▸ **TASK INSTRUCTIONS**: Would you please copy the entries exactly, leaving every picture aside?

▸ **DATA FOR REVIEW**:
____________________

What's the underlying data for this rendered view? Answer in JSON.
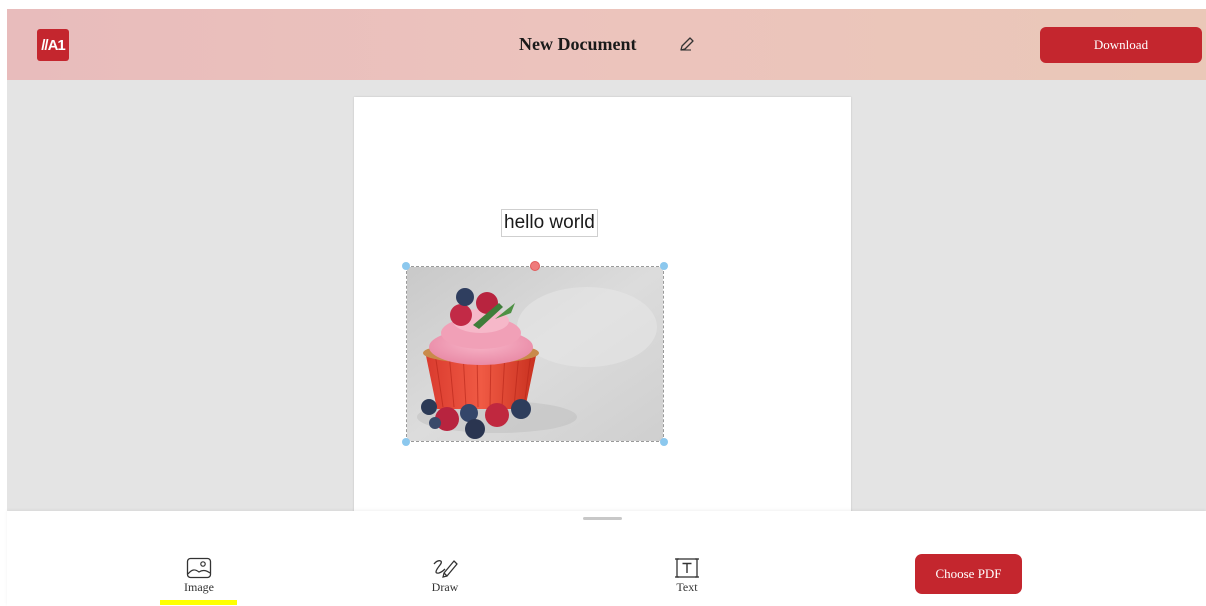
{
  "header": {
    "logo_text": "//A1",
    "document_title": "New Document",
    "download_label": "Download"
  },
  "canvas": {
    "text_element": "hello world",
    "image_element": {
      "subject": "cupcake with pink frosting, raspberries, blueberries and mint"
    }
  },
  "toolbar": {
    "tools": [
      {
        "label": "Image",
        "icon": "image-icon",
        "active": true
      },
      {
        "label": "Draw",
        "icon": "draw-icon",
        "active": false
      },
      {
        "label": "Text",
        "icon": "text-icon",
        "active": false
      }
    ],
    "choose_pdf_label": "Choose PDF"
  },
  "colors": {
    "brand_red": "#c4262e",
    "header_gradient_start": "#e8bcbc",
    "header_gradient_end": "#eac8b8",
    "workspace_bg": "#e4e4e4",
    "active_underline": "#ffff00",
    "selection_handle": "#8cc8ee",
    "rotate_handle": "#ef7b7b"
  }
}
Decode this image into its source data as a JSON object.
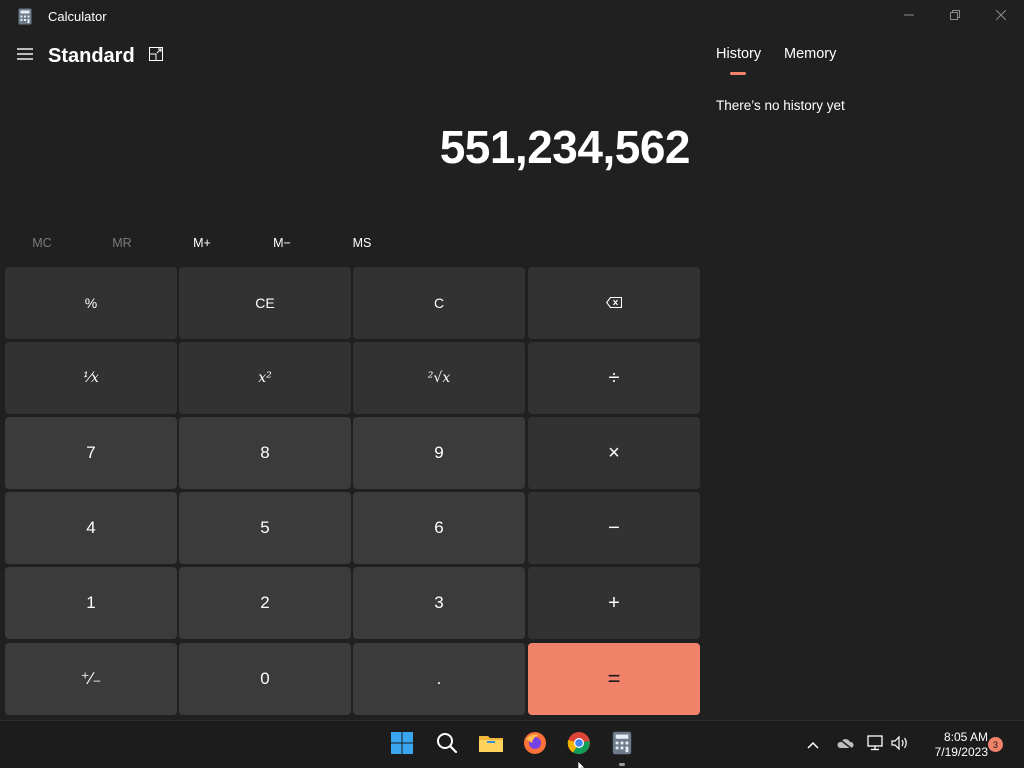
{
  "window": {
    "title": "Calculator"
  },
  "header": {
    "mode": "Standard"
  },
  "display": {
    "value": "551,234,562"
  },
  "memory": {
    "mc": "MC",
    "mr": "MR",
    "mplus": "M+",
    "mminus": "M−",
    "ms": "MS"
  },
  "keys": {
    "percent": "%",
    "ce": "CE",
    "c": "C",
    "backspace": "⌫",
    "reciprocal": "⅟x",
    "square": "x²",
    "sqrt": "²√x",
    "divide": "÷",
    "seven": "7",
    "eight": "8",
    "nine": "9",
    "multiply": "×",
    "four": "4",
    "five": "5",
    "six": "6",
    "minus": "−",
    "one": "1",
    "two": "2",
    "three": "3",
    "plus": "+",
    "negate": "⁺∕₋",
    "zero": "0",
    "decimal": ".",
    "equals": "="
  },
  "panel": {
    "tab_history": "History",
    "tab_memory": "Memory",
    "empty_history": "There’s no history yet"
  },
  "taskbar": {
    "time": "8:05 AM",
    "date": "7/19/2023",
    "notifications": "3"
  },
  "colors": {
    "accent": "#f0826a",
    "background": "#202020",
    "key_number": "#3b3b3b",
    "key_function": "#323232"
  }
}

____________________

▸ **ANSWER BOX**:
What's the underlying data for this rendered view? Answer in JSON.
{
  "header": {
    "logo_text": "//A1",
    "document_title": "New Document",
    "download_label": "Download"
  },
  "canvas": {
    "text_element": "hello world",
    "image_element": {
      "subject": "cupcake with pink frosting, raspberries, blueberries and mint"
    }
  },
  "toolbar": {
    "tools": [
      {
        "label": "Image",
        "icon": "image-icon",
        "active": true
      },
      {
        "label": "Draw",
        "icon": "draw-icon",
        "active": false
      },
      {
        "label": "Text",
        "icon": "text-icon",
        "active": false
      }
    ],
    "choose_pdf_label": "Choose PDF"
  },
  "colors": {
    "brand_red": "#c4262e",
    "header_gradient_start": "#e8bcbc",
    "header_gradient_end": "#eac8b8",
    "workspace_bg": "#e4e4e4",
    "active_underline": "#ffff00",
    "selection_handle": "#8cc8ee",
    "rotate_handle": "#ef7b7b"
  }
}
Decode this image into its source data as a JSON object.
{
  "window": {
    "title": "Calculator"
  },
  "header": {
    "mode": "Standard"
  },
  "display": {
    "value": "551,234,562"
  },
  "memory": {
    "mc": "MC",
    "mr": "MR",
    "mplus": "M+",
    "mminus": "M−",
    "ms": "MS"
  },
  "keys": {
    "percent": "%",
    "ce": "CE",
    "c": "C",
    "backspace": "⌫",
    "reciprocal": "⅟x",
    "square": "x²",
    "sqrt": "²√x",
    "divide": "÷",
    "seven": "7",
    "eight": "8",
    "nine": "9",
    "multiply": "×",
    "four": "4",
    "five": "5",
    "six": "6",
    "minus": "−",
    "one": "1",
    "two": "2",
    "three": "3",
    "plus": "+",
    "negate": "⁺∕₋",
    "zero": "0",
    "decimal": ".",
    "equals": "="
  },
  "panel": {
    "tab_history": "History",
    "tab_memory": "Memory",
    "empty_history": "There’s no history yet"
  },
  "taskbar": {
    "time": "8:05 AM",
    "date": "7/19/2023",
    "notifications": "3"
  },
  "colors": {
    "accent": "#f0826a",
    "background": "#202020",
    "key_number": "#3b3b3b",
    "key_function": "#323232"
  }
}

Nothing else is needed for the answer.